Apathy toward homeless people a collective problem

Most mornings are the same: I get up 15 minutes later than I should have, scurry around getting ready, gulp down some cereal and run out the door.

And everyday as I walk to class I see the same things: other students hustling to class, shiny iPhones (my own included), expensive Ray-Bans and designer clothes. As usual, I flit past the homeless people on Green Street, barely even acknowledging their existence.

In fact, I try to avoid eye contact. Sometimes, I even dread walking past them because I’m guilty of acting like I don’t notice them. I feel a twinge of guilt, or I cringe a little on the inside, but as soon as I cross over to the Alma Mater, the scene suddenly calms.

Since I was young, my parents told me to avoid interacting with “these people.” I remember taking trips to Chicago as a child and passing by homeless people on the streets. I always wondered why we never stopped to toss some change into their cups. They weren’t asking for much.

As I grew older, I realized my parents were just doing what their parents taught them, and I accepted it and started doing it as well. In high school, I’d go to Chicago with my friends and the same course of events would repeat. We’d pass by homeless people holding up signs and cups, and just skirt by them. It became second nature to ignore them.

And then last year, that kind of changed.

For some reason, my Muslim parents love Las Vegas, so we went over Thanksgiving break (a trip I wouldn’t recommend any 20-year-old to take with their parents, ever), and encountered, yet again, more homeless people.

And something within me stirred. I can’t say I “woke up” because it wasn’t as if I had never noticed the problem before and had a sudden epiphany. It was always my fault for choosing to ignore it. But something shifted. I forced myself to stop ignoring the homeless people and tried to move away from thinking of them as “these people” or “them.” Despite my parents’ warnings, I went ahead and started giving money to whomever I saw sitting on the street.

Before you think I’m trying to sing myself praises, realize that it took me 20 years to realize that it’s not hard to offer a little bit of change to someone in need — not necessarily a great intellectual feat. And it’s not like giving people on the street money actually solves all their problems.

But I do see merit in the fact that when you do give money to someone, it gives him or her hope that someone cares, and usually they feel grateful. It’s not so much the value that money carries with it that matters, but it’s the fact that someone is willing to give up money they earned while expecting nothing in return.

Despite my sudden realization in Las Vegas, when I came back to Chicago I resorted back to my old ways. My “good deeds” seemed to be confined to the location they occurred. Unless a little boy was badgering my guilty conscience into buying some candy from him on Green Street, I wasn’t giving anyone else a second glance.

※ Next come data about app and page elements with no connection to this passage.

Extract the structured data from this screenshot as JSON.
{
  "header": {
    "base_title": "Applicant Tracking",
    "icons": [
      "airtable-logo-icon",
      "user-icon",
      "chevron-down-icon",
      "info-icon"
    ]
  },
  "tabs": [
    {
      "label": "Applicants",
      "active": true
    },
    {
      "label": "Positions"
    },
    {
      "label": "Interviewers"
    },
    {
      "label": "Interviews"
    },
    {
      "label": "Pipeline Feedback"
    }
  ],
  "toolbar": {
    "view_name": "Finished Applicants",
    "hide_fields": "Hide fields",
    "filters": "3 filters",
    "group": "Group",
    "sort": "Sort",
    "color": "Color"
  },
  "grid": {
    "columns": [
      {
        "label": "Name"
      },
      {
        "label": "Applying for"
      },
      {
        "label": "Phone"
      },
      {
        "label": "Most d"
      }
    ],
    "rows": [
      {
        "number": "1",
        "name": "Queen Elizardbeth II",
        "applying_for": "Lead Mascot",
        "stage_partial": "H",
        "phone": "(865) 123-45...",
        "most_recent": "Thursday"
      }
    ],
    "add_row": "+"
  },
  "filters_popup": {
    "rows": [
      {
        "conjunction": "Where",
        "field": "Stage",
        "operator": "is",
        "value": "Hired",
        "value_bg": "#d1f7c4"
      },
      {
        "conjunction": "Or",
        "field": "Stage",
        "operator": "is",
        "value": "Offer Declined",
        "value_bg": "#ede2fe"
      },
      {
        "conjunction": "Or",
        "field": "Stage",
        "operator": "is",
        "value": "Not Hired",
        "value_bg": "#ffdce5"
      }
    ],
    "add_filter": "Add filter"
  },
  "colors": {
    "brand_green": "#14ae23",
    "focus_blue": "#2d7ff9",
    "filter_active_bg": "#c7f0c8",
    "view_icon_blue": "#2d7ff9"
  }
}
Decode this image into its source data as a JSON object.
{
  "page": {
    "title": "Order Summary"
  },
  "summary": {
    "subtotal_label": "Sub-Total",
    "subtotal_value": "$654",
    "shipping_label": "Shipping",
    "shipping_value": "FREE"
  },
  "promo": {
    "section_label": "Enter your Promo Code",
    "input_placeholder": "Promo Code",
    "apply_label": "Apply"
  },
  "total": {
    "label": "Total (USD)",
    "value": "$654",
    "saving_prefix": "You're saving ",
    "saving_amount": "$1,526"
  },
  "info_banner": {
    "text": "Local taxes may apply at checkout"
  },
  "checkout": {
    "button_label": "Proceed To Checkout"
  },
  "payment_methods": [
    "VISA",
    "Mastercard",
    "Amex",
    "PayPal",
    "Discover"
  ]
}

That is until earlier this week when I was taking my usual path down Green and passed by multiple people asking for money. I guess the feelings I had in Las Vegas triggered, and after I had shamelessly passed two people I relented and dumped a handful of change into one lady’s plastic cup.

Nothing about this made me feel good. This lady who was holding up a sign saying she was homeless smiled at me and called me “sweetie” and I could barely even look her in the eye. And when I think about why I feel guilty, it’s not necessarily because I have something shiny, and she doesn’t. It has more to do with the fact that my apathy isn’t just mine. But rather that apathy toward homeless people appears to be a collective feeling — we’re all guilty of it.

We don’t want to be that way, but when a problem gets too big and complex for us to understand, we’d rather ignore it. When a problem’s solution is hard to achieve or is something we have yet to figure out, we’d rather not take the time to solve it.

Despite the fact that scraps of monetary aid here and there won’t put an end to homelessness, I still try to fish in my backpack for loose change when I can. For me, the simple interaction symbolizes moving away from a mind-set where we separate ourselves from what we don’t understand or don’t want to understand. And that is an imperative first step in eliminating the issue.

We have to stop living like we are on two different planes of existence: the well-off and the homeless. After all, we have to remember we could have just as easily been on the streets if we didn’t get lucky. Our lives are constantly intersecting, whether it be on the streets of Chicago, Las Vegas or Green Street.

Sehar is a junior in LAS. She can be reached at [email protected]